Task statement:
Count every line in the following entries that holds the word "phone". Only the number should be given.

Working data:
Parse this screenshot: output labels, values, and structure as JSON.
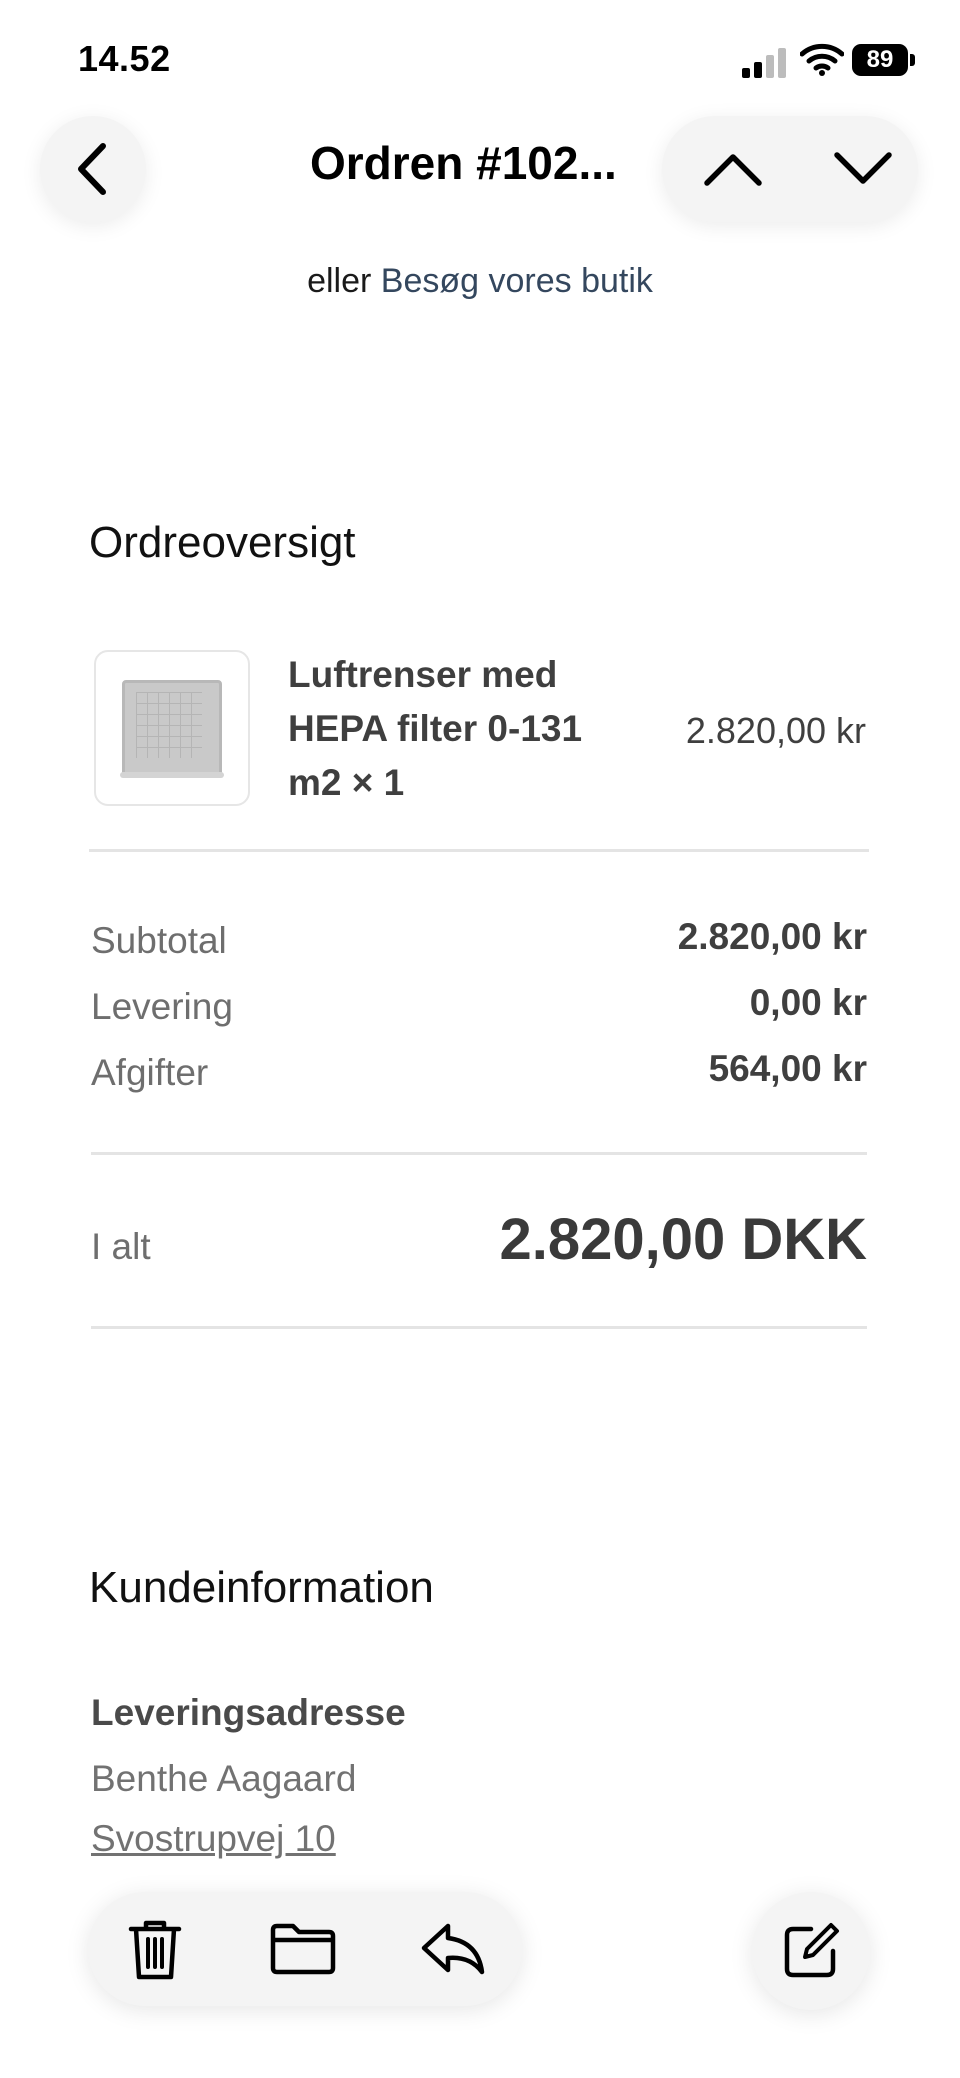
{
  "status_bar": {
    "time": "14.52",
    "battery": "89"
  },
  "header": {
    "title": "Ordren #102..."
  },
  "shop_link": {
    "prefix": "eller",
    "link_text": "Besøg vores butik"
  },
  "order_overview": {
    "title": "Ordreoversigt",
    "item": {
      "name": "Luftrenser med HEPA filter 0-131 m2 × 1",
      "price": "2.820,00 kr"
    },
    "summary": [
      {
        "label": "Subtotal",
        "value": "2.820,00 kr"
      },
      {
        "label": "Levering",
        "value": "0,00 kr"
      },
      {
        "label": "Afgifter",
        "value": "564,00 kr"
      }
    ],
    "total": {
      "label": "I alt",
      "value": "2.820,00 DKK"
    }
  },
  "customer_info": {
    "title": "Kundeinformation",
    "shipping_label": "Leveringsadresse",
    "name": "Benthe Aagaard",
    "street": "Svostrupvej 10"
  },
  "icons": {
    "back": "chevron-left-icon",
    "up": "chevron-up-icon",
    "down": "chevron-down-icon",
    "trash": "trash-icon",
    "folder": "folder-icon",
    "reply": "reply-icon",
    "compose": "compose-icon"
  },
  "colors": {
    "link": "#34475e",
    "muted_text": "#6e6e6e",
    "value_text": "#3f3f3f",
    "divider": "#e4e4e4"
  }
}
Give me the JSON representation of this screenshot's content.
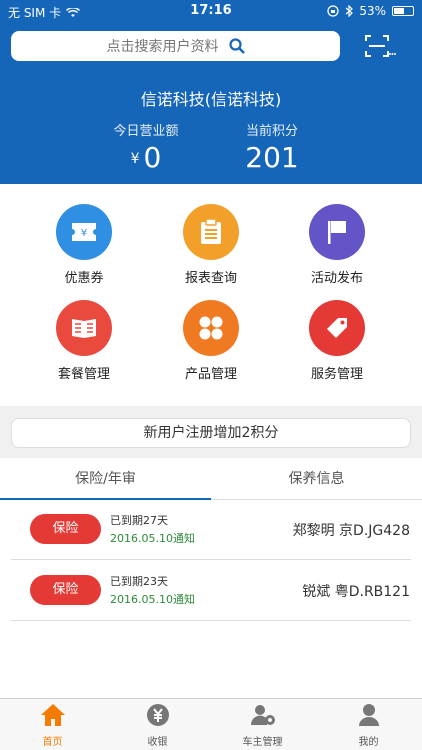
{
  "status_bar": {
    "carrier": "无 SIM 卡",
    "time": "17:16",
    "battery": "53%",
    "battery_level": 0.53
  },
  "search": {
    "placeholder": "点击搜索用户资料"
  },
  "company": {
    "name": "信诺科技(信诺科技)"
  },
  "stats": {
    "revenue": {
      "label": "今日营业额",
      "currency": "¥",
      "value": "0"
    },
    "points": {
      "label": "当前积分",
      "value": "201"
    }
  },
  "grid": {
    "items": [
      {
        "label": "优惠券",
        "icon": "coupon-icon",
        "color": "#2f8fe3"
      },
      {
        "label": "报表查询",
        "icon": "clipboard-icon",
        "color": "#f2a02a"
      },
      {
        "label": "活动发布",
        "icon": "flag-icon",
        "color": "#6355c7"
      },
      {
        "label": "套餐管理",
        "icon": "book-icon",
        "color": "#ea4a3e"
      },
      {
        "label": "产品管理",
        "icon": "grid-icon",
        "color": "#f07a22"
      },
      {
        "label": "服务管理",
        "icon": "tag-icon",
        "color": "#e53935"
      }
    ]
  },
  "banner": {
    "text": "新用户注册增加2积分"
  },
  "tabs": [
    "保险/年审",
    "保养信息"
  ],
  "records": [
    {
      "badge": "保险",
      "expire": "已到期27天",
      "notify": "2016.05.10通知",
      "owner": "郑黎明  京D.JG428"
    },
    {
      "badge": "保险",
      "expire": "已到期23天",
      "notify": "2016.05.10通知",
      "owner": "锐斌  粤D.RB121"
    }
  ],
  "tabbar": {
    "items": [
      {
        "label": "首页",
        "icon": "home-icon"
      },
      {
        "label": "收银",
        "icon": "cashier-icon"
      },
      {
        "label": "车主管理",
        "icon": "owner-manage-icon"
      },
      {
        "label": "我的",
        "icon": "profile-icon"
      }
    ],
    "active_color": "#f57c00"
  },
  "colors": {
    "primary": "#1565b9",
    "accent": "#f57c00",
    "badge": "#e53935"
  }
}
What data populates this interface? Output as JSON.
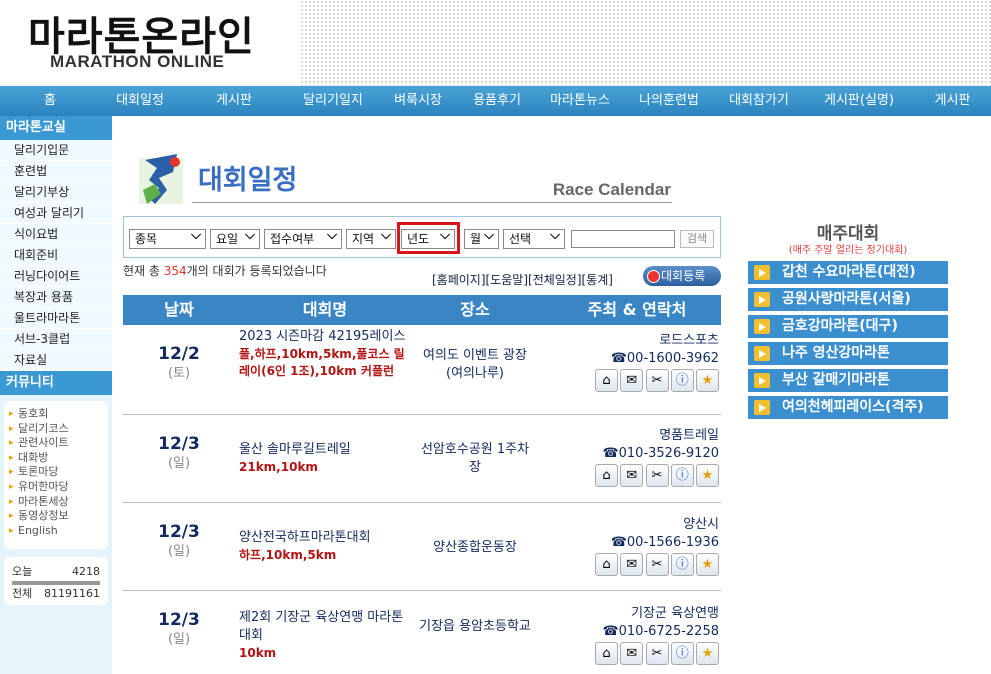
{
  "header": {
    "logo_kr": "마라톤온라인",
    "logo_en": "MARATHON ONLINE"
  },
  "nav": [
    "홈",
    "대회일정",
    "게시판",
    "달리기일지",
    "벼룩시장",
    "용품후기",
    "마라톤뉴스",
    "나의훈련법",
    "대회참가기",
    "게시판(실명)",
    "게시판"
  ],
  "sidebar": {
    "class_title": "마라톤교실",
    "class_items": [
      "달리기입문",
      "훈련법",
      "달리기부상",
      "여성과 달리기",
      "식이요법",
      "대회준비",
      "러닝다이어트",
      "복장과 용품",
      "울트라마라톤",
      "서브-3클럽",
      "자료실"
    ],
    "community_title": "커뮤니티",
    "community_items": [
      "동호회",
      "달리기코스",
      "관련사이트",
      "대화방",
      "토론마당",
      "유머한마당",
      "마라톤세상",
      "동영상정보",
      "English"
    ],
    "today_label": "오늘",
    "today_value": "4218",
    "total_label": "전체",
    "total_value": "81191161"
  },
  "title": {
    "main": "대회일정",
    "sub": "Race Calendar"
  },
  "filters": {
    "event": "종목",
    "day": "요일",
    "reception": "접수여부",
    "region": "지역",
    "year": "년도",
    "month": "월",
    "choice": "선택",
    "search_button": "검색"
  },
  "count": {
    "prefix": "현재 총 ",
    "number": "354",
    "suffix": "개의 대회가 등록되었습니다"
  },
  "links": "[홈페이지][도움말][전체일정][통계]",
  "register_button": "대회등록",
  "table": {
    "headers": [
      "날짜",
      "대회명",
      "장소",
      "주최 & 연락처"
    ],
    "rows": [
      {
        "date": "12/2",
        "weekday": "(토)",
        "name": "2023 시즌마감 42195레이스",
        "distance": "풀,하프,10km,5km,풀코스 릴레이(6인 1조),10km 커플런",
        "place": "여의도 이벤트 광장(여의나루)",
        "organizer": "로드스포츠",
        "phone": "☎00-1600-3962"
      },
      {
        "date": "12/3",
        "weekday": "(일)",
        "name": "울산 솔마루길트레일",
        "distance": "21km,10km",
        "place": "선암호수공원 1주차장",
        "organizer": "명품트레일",
        "phone": "☎010-3526-9120"
      },
      {
        "date": "12/3",
        "weekday": "(일)",
        "name": "양산전국하프마라톤대회",
        "distance": "하프,10km,5km",
        "place": "양산종합운동장",
        "organizer": "양산시",
        "phone": "☎00-1566-1936"
      },
      {
        "date": "12/3",
        "weekday": "(일)",
        "name": "제2회 기장군 육상연맹 마라톤대회",
        "distance": "10km",
        "place": "기장읍 용암초등학교",
        "organizer": "기장군 육상연맹",
        "phone": "☎010-6725-2258"
      }
    ]
  },
  "weekly": {
    "title": "매주대회",
    "subtitle": "(매주 주말 열리는 정기대회)",
    "items": [
      "갑천 수요마라톤(대전)",
      "공원사랑마라톤(서울)",
      "금호강마라톤(대구)",
      "나주 영산강마라톤",
      "부산 갈매기마라톤",
      "여의천헤피레이스(격주)"
    ]
  },
  "icons": [
    "home-icon",
    "map-icon",
    "tools-icon",
    "info-icon",
    "star-icon"
  ]
}
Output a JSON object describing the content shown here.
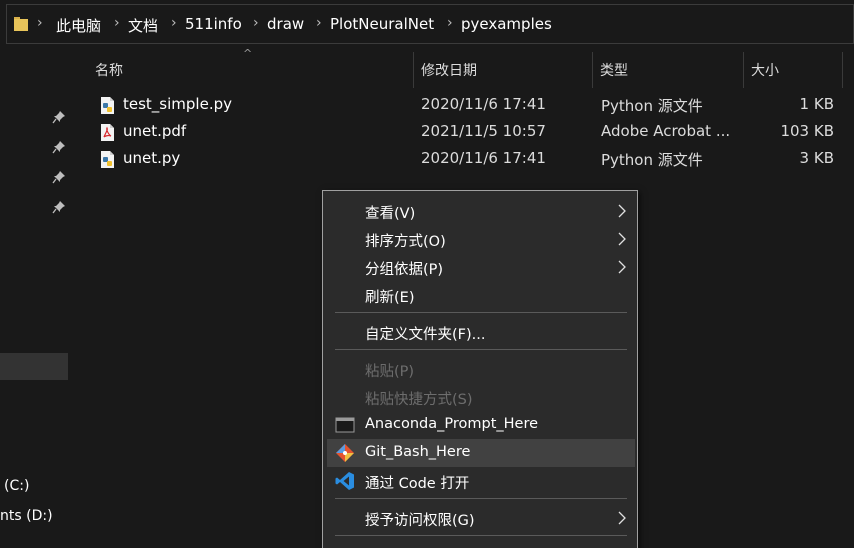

Exercise answer:
4